Rare Polasek Bronze Remington Arms Centennial Trophy to be offered at Antique Helper Auctions
October 01, 2012 | view archive
We are pleased to offer of a rare bronze figure by noted 20th Century sculptor Albin Polasek in our October 13 Art & Antiques Auction. The sculpture, produced in 1916 to celebrate the Remington Arms Company’s Centennial Celebration, represents the company’s founder, Eliphalet Remington II.
Albin Polasek (1879-1965) was considered on of American’s most foremost sculptors of the 20th Century. Born in Czechoslovakia, he immigrated to the United States in the 1910s.
Photo Credit, left: Albin Polasek & Sculpture Gardens, Winter Park, FL
- Prix de Rome, 1910
- Paris Salon Honorable Mention, 1913
- Head of Sculpture Department, Art Institute of Chicago (1916-1946)
- Associate Member of the National Academy of Design, 1927
Large Public Works:
Theodore Thomas Memorial, 1924
Wilson Monument, 1928
Radigast and Sts Cyril and Methodius, 1931 (Czech Republic)
Mararyk Memorial, Chicago, 1941
Mother over the Word, 1942
The Remington Centenial Trophy
In 1916, The Centennial Commission of the Village of Ilion, New York commissioned noted sculptor, Albin Polasek, to produce a statue of the Remington Arms Company's founder, Eliphalet Remington II, in honor of the achievement of 100 years in business. From the clay original were produced 48 bronze statues, and one was sent to the Adjutant General of each state, from the Village of Ilion.

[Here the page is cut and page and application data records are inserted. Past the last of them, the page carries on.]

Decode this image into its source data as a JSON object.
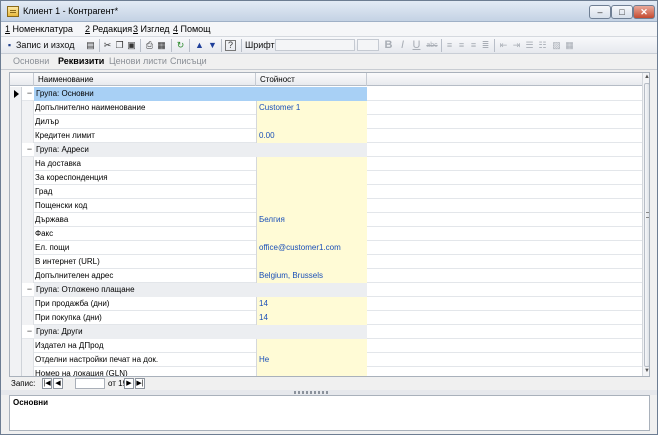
{
  "window": {
    "title": "Клиент 1 - Контрагент*",
    "minimize": "–",
    "maximize": "□",
    "close": "✕"
  },
  "menu": [
    {
      "key": "1",
      "label": " Номенклатура"
    },
    {
      "key": "2",
      "label": " Редакция"
    },
    {
      "key": "3",
      "label": " Изглед"
    },
    {
      "key": "4",
      "label": " Помощ"
    }
  ],
  "toolbar": {
    "save_label": "Запис и изход",
    "font_label": "Шрифт:",
    "bold": "B",
    "italic": "I",
    "underline": "U",
    "strike": "abc",
    "help": "?"
  },
  "tabs": [
    "Основни",
    "Реквизити",
    "Ценови листи",
    "Списъци"
  ],
  "grid": {
    "headers": {
      "name": "Наименование",
      "value": "Стойност"
    },
    "rows": [
      {
        "type": "group",
        "toggle": "−",
        "label": "Група: Основни"
      },
      {
        "type": "field",
        "label": "Допълнително наименование",
        "value": "Customer 1"
      },
      {
        "type": "field",
        "label": "Дилър",
        "value": ""
      },
      {
        "type": "field",
        "label": "Кредитен лимит",
        "value": "0.00"
      },
      {
        "type": "group",
        "toggle": "−",
        "label": "Група: Адреси"
      },
      {
        "type": "field",
        "label": "На доставка",
        "value": ""
      },
      {
        "type": "field",
        "label": "За кореспонденция",
        "value": ""
      },
      {
        "type": "field",
        "label": "Град",
        "value": ""
      },
      {
        "type": "field",
        "label": "Пощенски код",
        "value": ""
      },
      {
        "type": "field",
        "label": "Държава",
        "value": "Белгия"
      },
      {
        "type": "field",
        "label": "Факс",
        "value": ""
      },
      {
        "type": "field",
        "label": "Ел. пощи",
        "value": "office@customer1.com"
      },
      {
        "type": "field",
        "label": "В интернет (URL)",
        "value": ""
      },
      {
        "type": "field",
        "label": "Допълнителен адрес",
        "value": "Belgium, Brussels"
      },
      {
        "type": "group",
        "toggle": "−",
        "label": "Група: Отложено плащане"
      },
      {
        "type": "field",
        "label": "При продажба (дни)",
        "value": "14"
      },
      {
        "type": "field",
        "label": "При покупка (дни)",
        "value": "14"
      },
      {
        "type": "group",
        "toggle": "−",
        "label": "Група: Други"
      },
      {
        "type": "field",
        "label": "Издател на ДПрод",
        "value": ""
      },
      {
        "type": "field",
        "label": "Отделни настройки печат на док.",
        "value": "Не"
      },
      {
        "type": "field",
        "label": "Номер на локация (GLN)",
        "value": ""
      }
    ]
  },
  "navigator": {
    "label": "Запис:",
    "current": "",
    "of_label": "от 19"
  },
  "bottom_panel": {
    "title": "Основни"
  }
}
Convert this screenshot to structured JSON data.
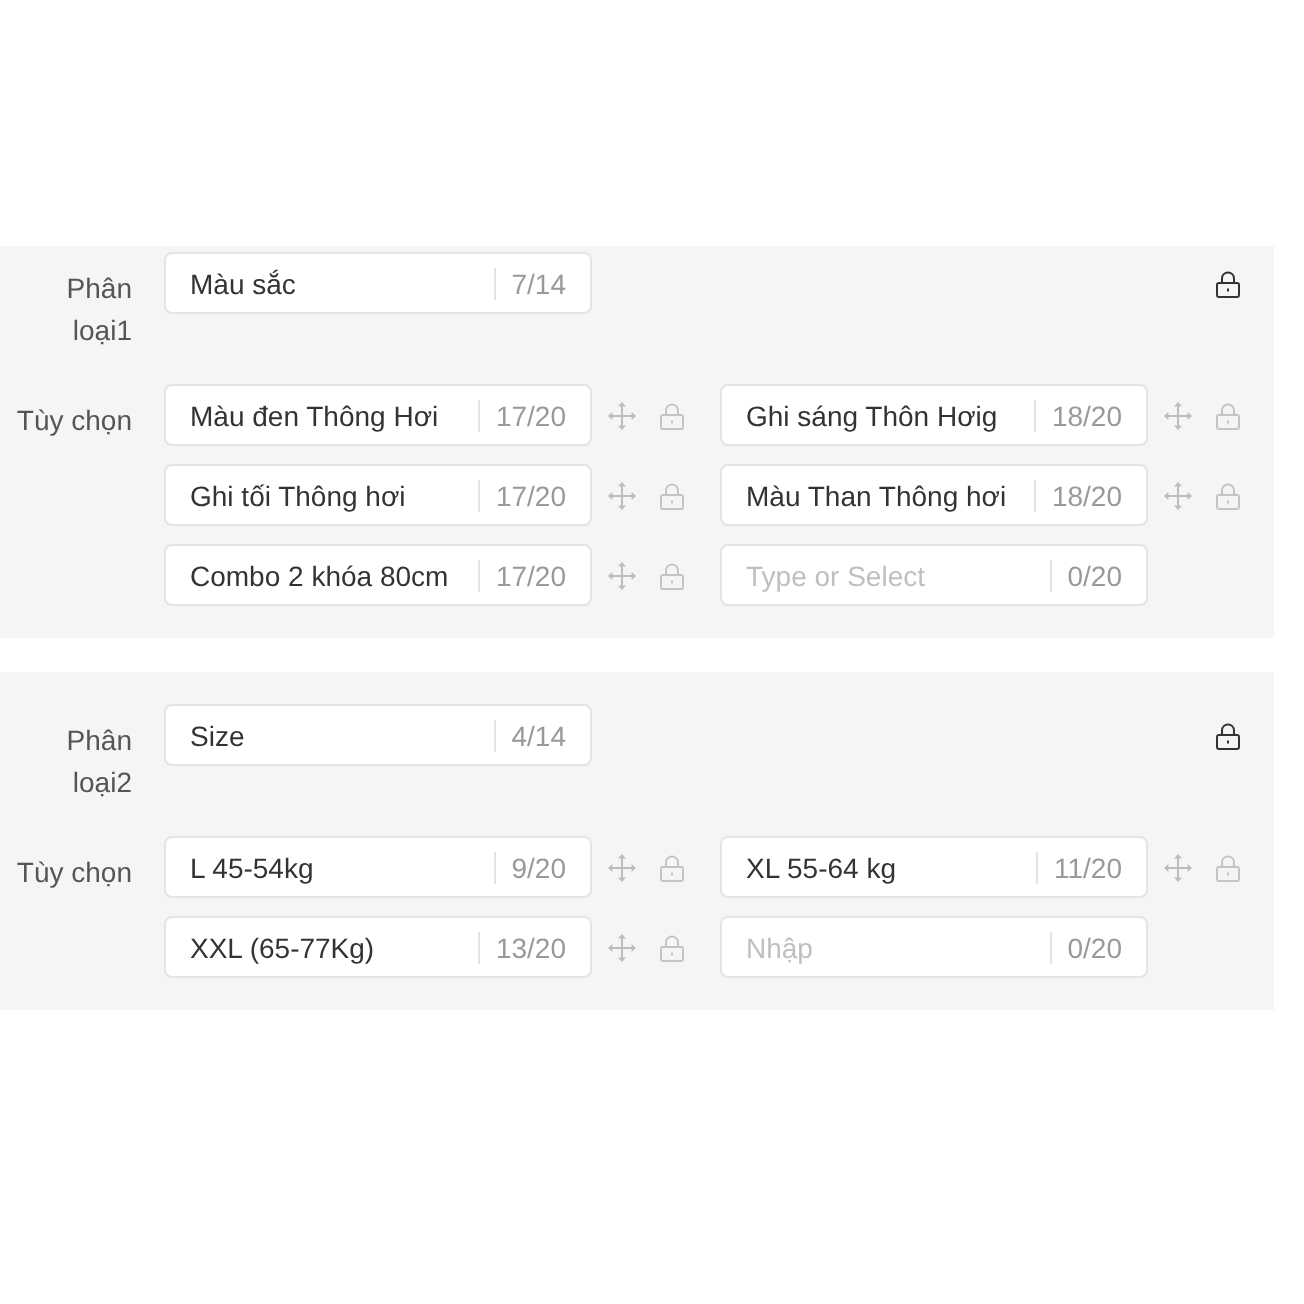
{
  "groups": [
    {
      "label": "Phân loại1",
      "name_field": {
        "value": "Màu sắc",
        "count": "7/14"
      },
      "options_label": "Tùy chọn",
      "options": [
        {
          "kind": "entry",
          "value": "Màu đen Thông Hơi",
          "count": "17/20"
        },
        {
          "kind": "entry",
          "value": "Ghi sáng Thôn Hơig",
          "count": "18/20"
        },
        {
          "kind": "entry",
          "value": "Ghi tối Thông hơi",
          "count": "17/20"
        },
        {
          "kind": "entry",
          "value": "Màu Than Thông hơi",
          "count": "18/20"
        },
        {
          "kind": "entry",
          "value": "Combo 2 khóa 80cm",
          "count": "17/20"
        },
        {
          "kind": "blank",
          "placeholder": "Type or Select",
          "count": "0/20"
        }
      ]
    },
    {
      "label": "Phân loại2",
      "name_field": {
        "value": "Size",
        "count": "4/14"
      },
      "options_label": "Tùy chọn",
      "options": [
        {
          "kind": "entry",
          "value": "L 45-54kg",
          "count": "9/20"
        },
        {
          "kind": "entry",
          "value": "XL 55-64 kg",
          "count": "11/20"
        },
        {
          "kind": "entry",
          "value": "XXL (65-77Kg)",
          "count": "13/20"
        },
        {
          "kind": "blank",
          "placeholder": "Nhập",
          "count": "0/20"
        }
      ]
    }
  ]
}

The plaque on each statute stated: “Presented by Citizens of Ilion, New York to Organized Militia of the U.S. for Perpetual Competition.” The original intention was that each 40lb statue would be used as an annual trophy, used to encourage rifle practice and marksmanship by the “organized militia” of each state, and be awarded annually to a winning rifle team in a special match, known as “The Remington Centennial Trophy Match.” State militias were the forerunners of the National Guard; it is possible that some Remington Centennial Trophies may still be part of some public collections, while others are held in private collections. The statue offered at Antique Helper Auctions has been in private hands for 50 years.
According to Trudy Furno, Researcher at the Albin Polasek Museum and Sculpture Gardens in Winter Park, FL, the bronze to be offered on October 13 is one of only five known examples.

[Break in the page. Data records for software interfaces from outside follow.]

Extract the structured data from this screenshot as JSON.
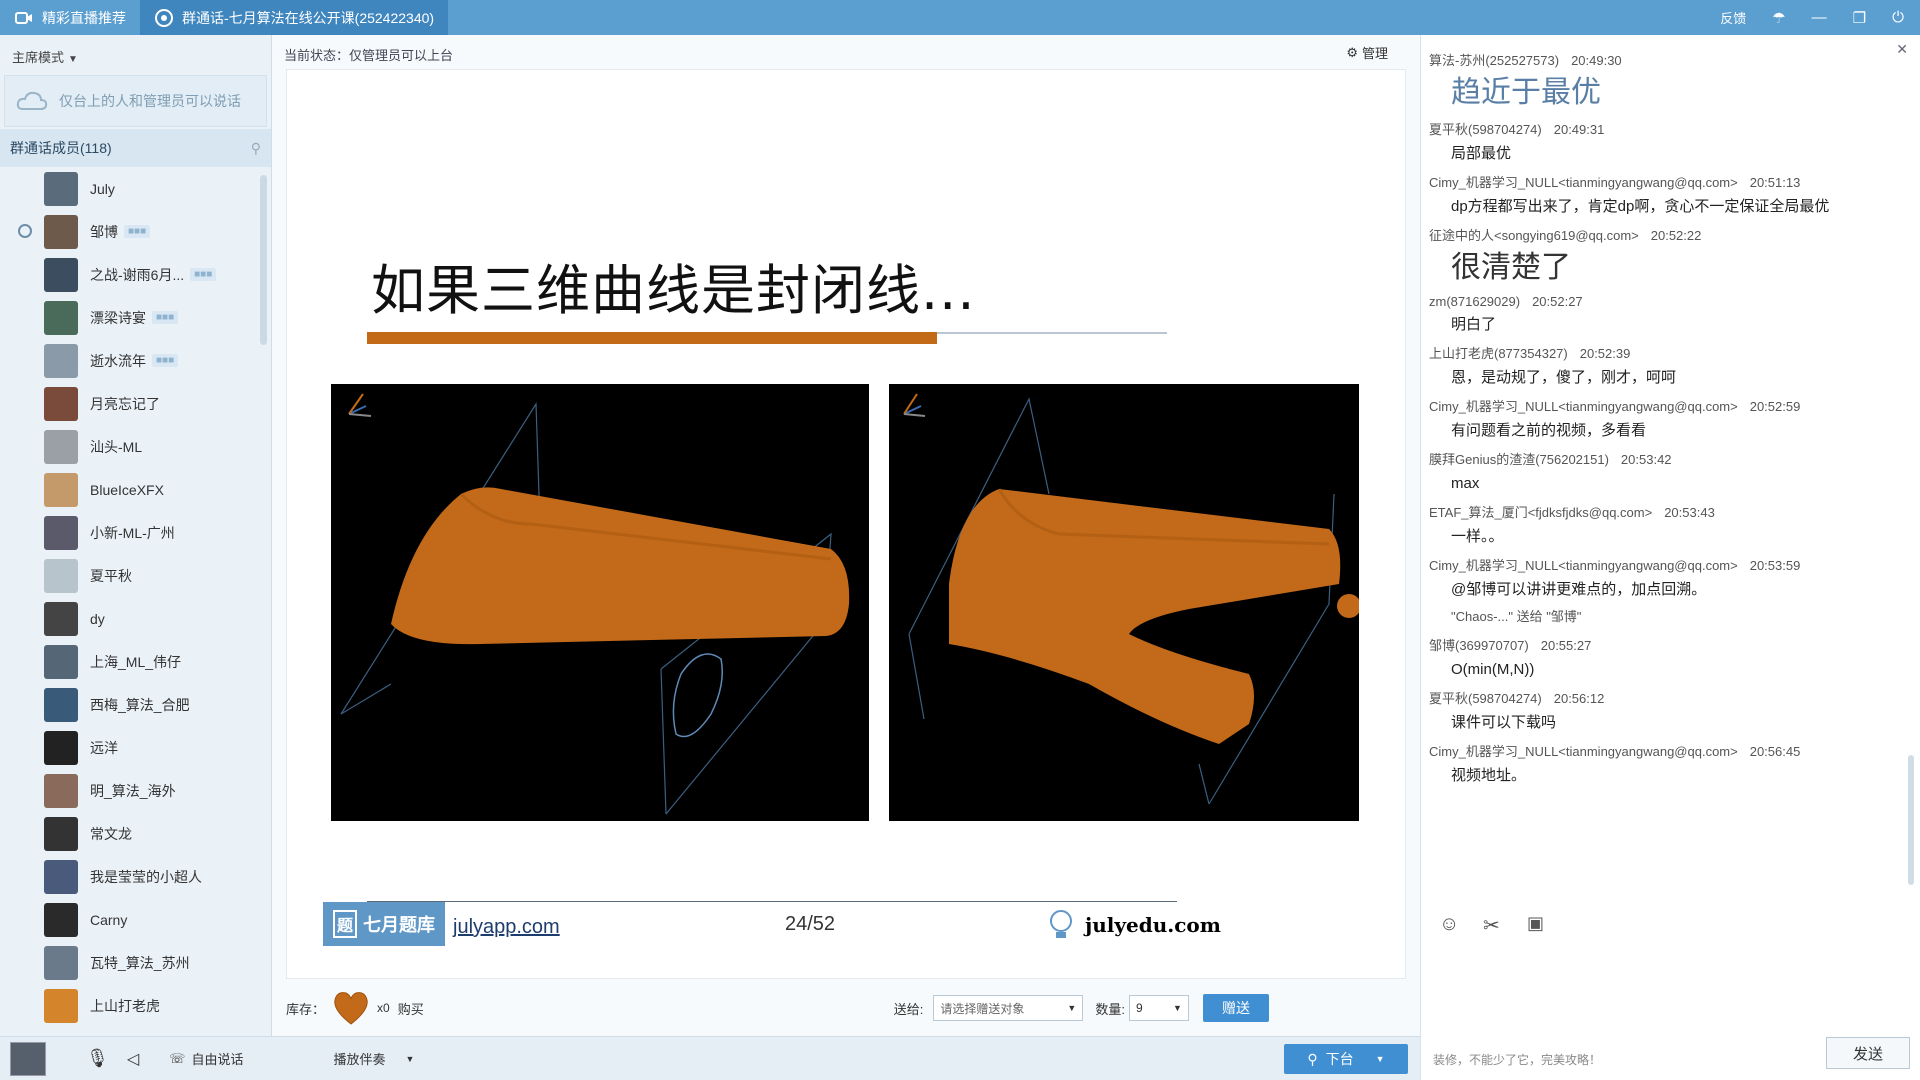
{
  "titlebar": {
    "tab1": "精彩直播推荐",
    "tab2": "群通话-七月算法在线公开课(252422340)",
    "feedback": "反馈"
  },
  "left": {
    "mode": "主席模式",
    "notice": "仅台上的人和管理员可以说话",
    "members_header": "群通话成员(118)",
    "members": [
      {
        "name": "July",
        "badge": ""
      },
      {
        "name": "邹博",
        "badge": "■■■"
      },
      {
        "name": "之战-谢雨6月...",
        "badge": "■■■"
      },
      {
        "name": "漂梁诗宴",
        "badge": "■■■"
      },
      {
        "name": "逝水流年",
        "badge": "■■■"
      },
      {
        "name": "月亮忘记了",
        "badge": ""
      },
      {
        "name": "汕头-ML",
        "badge": ""
      },
      {
        "name": "BlueIceXFX",
        "badge": ""
      },
      {
        "name": "小新-ML-广州",
        "badge": ""
      },
      {
        "name": "夏平秋",
        "badge": ""
      },
      {
        "name": "dy",
        "badge": ""
      },
      {
        "name": "上海_ML_伟仔",
        "badge": ""
      },
      {
        "name": "西梅_算法_合肥",
        "badge": ""
      },
      {
        "name": "远洋",
        "badge": ""
      },
      {
        "name": "明_算法_海外",
        "badge": ""
      },
      {
        "name": "常文龙",
        "badge": ""
      },
      {
        "name": "我是莹莹的小超人",
        "badge": ""
      },
      {
        "name": "Carny",
        "badge": ""
      },
      {
        "name": "瓦特_算法_苏州",
        "badge": ""
      },
      {
        "name": "上山打老虎",
        "badge": ""
      }
    ],
    "avatar_colors": [
      "#5a6b7c",
      "#6d5a4a",
      "#3b4d5e",
      "#4a6a5a",
      "#8a9aa8",
      "#7a4a3a",
      "#9aa0a6",
      "#c49a6a",
      "#5a5a6a",
      "#b8c4cc",
      "#444",
      "#556677",
      "#3a5a7a",
      "#222",
      "#8a6a5a",
      "#333",
      "#4a5a7a",
      "#2a2a2a",
      "#6a7a8a",
      "#d4842a"
    ]
  },
  "bottom": {
    "freespeak": "自由说话",
    "accompany": "播放伴奏"
  },
  "center": {
    "status": "当前状态：仅管理员可以上台",
    "manage": "管理",
    "slide_title": "如果三维曲线是封闭线...",
    "logo_text": "七月题库",
    "logo_icon": "题",
    "logo_url": "julyapp.com",
    "page": "24/52",
    "julyedu": "julyedu.com",
    "gift": {
      "stock_label": "库存：",
      "count": "x0",
      "buy": "购买",
      "send_to_label": "送给:",
      "send_to_placeholder": "请选择赠送对象",
      "qty_label": "数量:",
      "qty_value": "9",
      "give": "赠送",
      "stage": "下台"
    }
  },
  "chat": {
    "messages": [
      {
        "name": "算法-苏州(252527573)",
        "time": "20:49:30",
        "text": "趋近于最优",
        "style": "big"
      },
      {
        "name": "夏平秋(598704274)",
        "time": "20:49:31",
        "text": "局部最优",
        "style": ""
      },
      {
        "name": "Cimy_机器学习_NULL<tianmingyangwang@qq.com>",
        "time": "20:51:13",
        "text": "dp方程都写出来了，肯定dp啊，贪心不一定保证全局最优",
        "style": ""
      },
      {
        "name": "征途中的人<songying619@qq.com>",
        "time": "20:52:22",
        "text": "很清楚了",
        "style": "big2"
      },
      {
        "name": "zm(871629029)",
        "time": "20:52:27",
        "text": "明白了",
        "style": ""
      },
      {
        "name": "上山打老虎(877354327)",
        "time": "20:52:39",
        "text": "恩，是动规了，傻了，刚才，呵呵",
        "style": ""
      },
      {
        "name": "Cimy_机器学习_NULL<tianmingyangwang@qq.com>",
        "time": "20:52:59",
        "text": "有问题看之前的视频，多看看",
        "style": ""
      },
      {
        "name": "膜拜Genius的渣渣(756202151)",
        "time": "20:53:42",
        "text": "max",
        "style": ""
      },
      {
        "name": "ETAF_算法_厦门<fjdksfjdks@qq.com>",
        "time": "20:53:43",
        "text": "一样。。",
        "style": ""
      },
      {
        "name": "Cimy_机器学习_NULL<tianmingyangwang@qq.com>",
        "time": "20:53:59",
        "text": "@邹博可以讲讲更难点的，加点回溯。",
        "style": ""
      },
      {
        "name": "",
        "time": "",
        "text": "\"Chaos-...\" 送给 \"邹博\"",
        "style": "gift"
      },
      {
        "name": "邹博(369970707)",
        "time": "20:55:27",
        "text": "O(min(M,N))",
        "style": ""
      },
      {
        "name": "夏平秋(598704274)",
        "time": "20:56:12",
        "text": "课件可以下载吗",
        "style": ""
      },
      {
        "name": "Cimy_机器学习_NULL<tianmingyangwang@qq.com>",
        "time": "20:56:45",
        "text": "视频地址。",
        "style": ""
      }
    ],
    "input_hint": "装修，不能少了它，完美攻略！",
    "send": "发送"
  }
}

Frequently mistaken to represent a Minuteman or American frontiersman Daniel Boone, one such statue has been on display at the Headquarters of the Kentucky National Guard since 1974. Another is in the Polasek Museum collection. Another, identified as Daniel Boone, sold at auction in 2001. Furno became aware of a fourth example, located in Louisiana, in June. Antique Helper’s October 13 offering brings the grand total to 5. There whereabouts of the remaining 43 examples is unknown.